up to 10 inches
Snails, insects, mussels, and clams
Also known as “shellcrackers,” they are in the family Centrarchidae – the sunfish family.
Distinguishing features: A red-orange spot on the rear edge of its black ear flap. This red spot can sometimes be very difficult for the underwater observer to see. If the red spot is not visible, redear sunfish are similar in appearance to other springs-dwelling sunfish like bluegill, redbreast, and spotted. But redears would lack the typical dark spot at the rear dorsal that bluegills have, the long earflap of the redbreast sunfish, or the brilliant blue iridescence under the eye of the spotted sunfish. Redear sunfish can be large, up to two pounds or more.
Range, habitat and behavior: Redear sunfish can be found in the southeastern US from Pennsylvania to Texas and across Florida.
Diet: Snails, insects, mussels and clams.
With a diet consisting mostly of mussels, snails, and other shelled prey, the redear sunfish is also known as a “shellcracker.” They are able to crush the shells of their prey, blowing out the hard shell and consuming the soft flesh.
Redear sunfish are communal spawners; they can sometimes be seen nesting together, with 30 or more nests adjacent to each other in protected coves. Males court females by snapping their jaws together to make a “popping” sound.
Getting to know your sunfish in Florida springs:
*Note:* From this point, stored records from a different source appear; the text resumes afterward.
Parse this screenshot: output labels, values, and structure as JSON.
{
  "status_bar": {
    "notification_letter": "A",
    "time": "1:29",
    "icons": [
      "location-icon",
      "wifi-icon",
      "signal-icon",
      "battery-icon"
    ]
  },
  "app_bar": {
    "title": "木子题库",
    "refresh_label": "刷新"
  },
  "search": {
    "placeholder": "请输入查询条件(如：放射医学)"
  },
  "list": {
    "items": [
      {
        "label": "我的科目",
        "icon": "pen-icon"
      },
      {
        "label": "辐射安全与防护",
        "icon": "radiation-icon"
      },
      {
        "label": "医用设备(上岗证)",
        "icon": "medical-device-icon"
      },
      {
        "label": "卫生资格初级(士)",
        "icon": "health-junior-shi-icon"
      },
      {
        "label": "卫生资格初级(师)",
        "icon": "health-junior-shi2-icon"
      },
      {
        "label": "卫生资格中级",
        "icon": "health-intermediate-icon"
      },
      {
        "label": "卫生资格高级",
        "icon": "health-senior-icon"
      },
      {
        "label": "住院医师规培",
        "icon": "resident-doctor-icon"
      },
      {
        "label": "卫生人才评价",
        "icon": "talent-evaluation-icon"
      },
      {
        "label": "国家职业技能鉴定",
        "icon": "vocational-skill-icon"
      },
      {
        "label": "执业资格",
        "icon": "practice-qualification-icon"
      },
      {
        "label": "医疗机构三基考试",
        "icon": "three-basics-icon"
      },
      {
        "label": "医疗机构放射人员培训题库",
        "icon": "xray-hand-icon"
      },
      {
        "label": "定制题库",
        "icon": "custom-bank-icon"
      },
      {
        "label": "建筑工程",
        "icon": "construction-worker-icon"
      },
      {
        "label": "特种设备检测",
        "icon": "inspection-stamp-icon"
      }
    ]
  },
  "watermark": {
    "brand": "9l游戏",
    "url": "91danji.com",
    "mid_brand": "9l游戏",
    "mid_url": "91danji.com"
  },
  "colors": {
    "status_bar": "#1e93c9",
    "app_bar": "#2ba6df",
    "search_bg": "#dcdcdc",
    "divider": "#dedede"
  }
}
While there are other sunfish species that can be found in Florida’s springs, the four that are the most common and the best for a beginning fish-watcher to start with are Bluegill, Spotted Sunfish, Redear Sunfish, and Redbreast Sunfish.
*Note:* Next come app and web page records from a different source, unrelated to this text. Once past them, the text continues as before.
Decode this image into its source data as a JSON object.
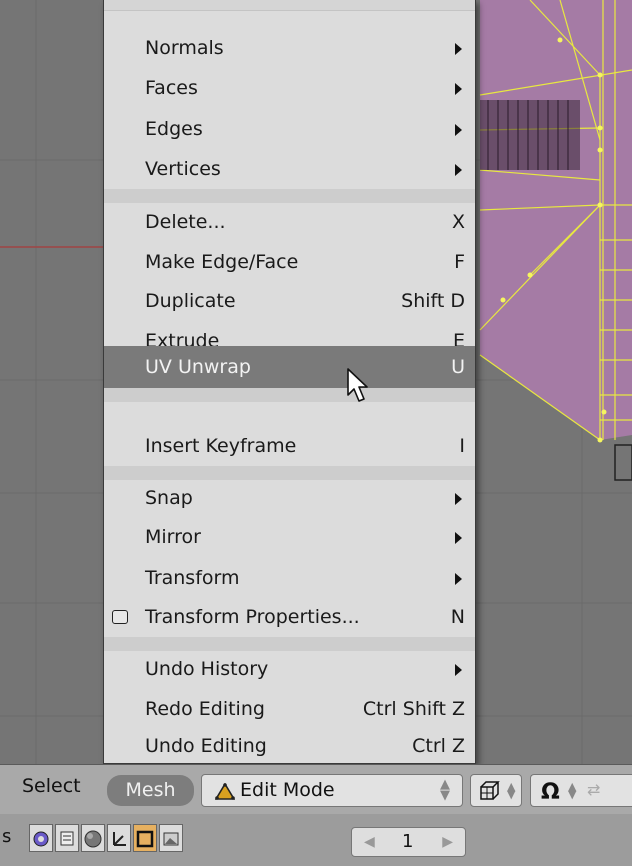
{
  "menu": {
    "items": [
      {
        "label": "Normals",
        "shortcut": "",
        "submenu": true
      },
      {
        "label": "Faces",
        "shortcut": "",
        "submenu": true
      },
      {
        "label": "Edges",
        "shortcut": "",
        "submenu": true
      },
      {
        "label": "Vertices",
        "shortcut": "",
        "submenu": true
      },
      {
        "label": "Delete...",
        "shortcut": "X",
        "submenu": false
      },
      {
        "label": "Make Edge/Face",
        "shortcut": "F",
        "submenu": false
      },
      {
        "label": "Duplicate",
        "shortcut": "Shift D",
        "submenu": false
      },
      {
        "label": "Extrude",
        "shortcut": "E",
        "submenu": false
      },
      {
        "label": "UV Unwrap",
        "shortcut": "U",
        "submenu": false,
        "highlighted": true
      },
      {
        "label": "Insert Keyframe",
        "shortcut": "I",
        "submenu": false
      },
      {
        "label": "Snap",
        "shortcut": "",
        "submenu": true
      },
      {
        "label": "Mirror",
        "shortcut": "",
        "submenu": true
      },
      {
        "label": "Transform",
        "shortcut": "",
        "submenu": true
      },
      {
        "label": "Transform Properties...",
        "shortcut": "N",
        "submenu": false,
        "checkbox": true
      },
      {
        "label": "Undo History",
        "shortcut": "",
        "submenu": true
      },
      {
        "label": "Redo Editing",
        "shortcut": "Ctrl Shift Z",
        "submenu": false
      },
      {
        "label": "Undo Editing",
        "shortcut": "Ctrl Z",
        "submenu": false
      }
    ]
  },
  "header": {
    "select_label": "Select",
    "mesh_label": "Mesh",
    "mode_value": "Edit Mode"
  },
  "bottom": {
    "frame_value": "1",
    "left_edge_char": "s"
  },
  "colors": {
    "mesh_fill": "#a57ba5",
    "wire": "#f0f040",
    "highlight": "#7a7a7a"
  }
}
Bluegill: look for that spot at the rear base of the dorsal fin.
Spotted sunfish: look for the iridescent blue under the eyes.
Redbreast sunfish: look for the long ear flap.
Redear sunfish: look for the red spot on the ear. That spot is not always visible so if your sunfish lacks any of the characteristics of the other three species, it might be a redear!